• Prompt
Could you output only the lines from the one containing "Output a JSON" through the last line of the data, both included?

• Exercise inputs
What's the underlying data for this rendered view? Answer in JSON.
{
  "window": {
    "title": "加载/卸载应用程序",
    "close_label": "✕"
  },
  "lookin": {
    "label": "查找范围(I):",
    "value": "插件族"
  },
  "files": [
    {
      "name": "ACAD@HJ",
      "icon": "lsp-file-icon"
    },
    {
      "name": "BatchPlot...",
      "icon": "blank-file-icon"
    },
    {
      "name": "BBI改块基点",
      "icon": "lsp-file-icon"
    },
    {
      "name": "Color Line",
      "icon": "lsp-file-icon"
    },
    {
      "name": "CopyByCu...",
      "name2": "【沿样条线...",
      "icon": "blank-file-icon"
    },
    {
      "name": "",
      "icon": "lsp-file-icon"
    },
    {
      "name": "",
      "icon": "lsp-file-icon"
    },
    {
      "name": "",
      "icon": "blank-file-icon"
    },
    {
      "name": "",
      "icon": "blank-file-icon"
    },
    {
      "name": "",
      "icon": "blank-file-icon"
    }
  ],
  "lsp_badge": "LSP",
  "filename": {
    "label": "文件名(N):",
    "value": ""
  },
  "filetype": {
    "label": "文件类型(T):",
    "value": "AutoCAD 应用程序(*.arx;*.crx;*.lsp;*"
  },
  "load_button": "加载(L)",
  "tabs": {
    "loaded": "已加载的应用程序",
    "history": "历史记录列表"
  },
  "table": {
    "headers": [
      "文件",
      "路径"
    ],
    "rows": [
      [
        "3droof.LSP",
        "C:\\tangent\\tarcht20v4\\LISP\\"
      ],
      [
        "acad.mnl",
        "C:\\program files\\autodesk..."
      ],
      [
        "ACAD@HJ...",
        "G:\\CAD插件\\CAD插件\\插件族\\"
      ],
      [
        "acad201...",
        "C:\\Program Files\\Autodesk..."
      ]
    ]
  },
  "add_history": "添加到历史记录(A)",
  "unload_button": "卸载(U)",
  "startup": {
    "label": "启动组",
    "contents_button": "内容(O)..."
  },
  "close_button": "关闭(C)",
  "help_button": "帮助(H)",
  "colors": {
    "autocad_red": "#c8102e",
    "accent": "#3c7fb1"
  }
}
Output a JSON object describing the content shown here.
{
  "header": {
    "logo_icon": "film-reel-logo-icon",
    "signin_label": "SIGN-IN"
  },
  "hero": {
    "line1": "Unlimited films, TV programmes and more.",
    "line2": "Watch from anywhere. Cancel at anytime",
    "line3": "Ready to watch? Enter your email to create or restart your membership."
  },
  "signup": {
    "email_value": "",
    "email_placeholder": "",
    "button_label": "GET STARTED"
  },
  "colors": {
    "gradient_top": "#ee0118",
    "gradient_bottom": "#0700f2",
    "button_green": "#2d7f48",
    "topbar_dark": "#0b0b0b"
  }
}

• Expected answer
Output a JSON object describing the content shown here.
{
  "header": {
    "logo_icon": "film-reel-logo-icon",
    "signin_label": "SIGN-IN"
  },
  "hero": {
    "line1": "Unlimited films, TV programmes and more.",
    "line2": "Watch from anywhere. Cancel at anytime",
    "line3": "Ready to watch? Enter your email to create or restart your membership."
  },
  "signup": {
    "email_value": "",
    "email_placeholder": "",
    "button_label": "GET STARTED"
  },
  "colors": {
    "gradient_top": "#ee0118",
    "gradient_bottom": "#0700f2",
    "button_green": "#2d7f48",
    "topbar_dark": "#0b0b0b"
  }
}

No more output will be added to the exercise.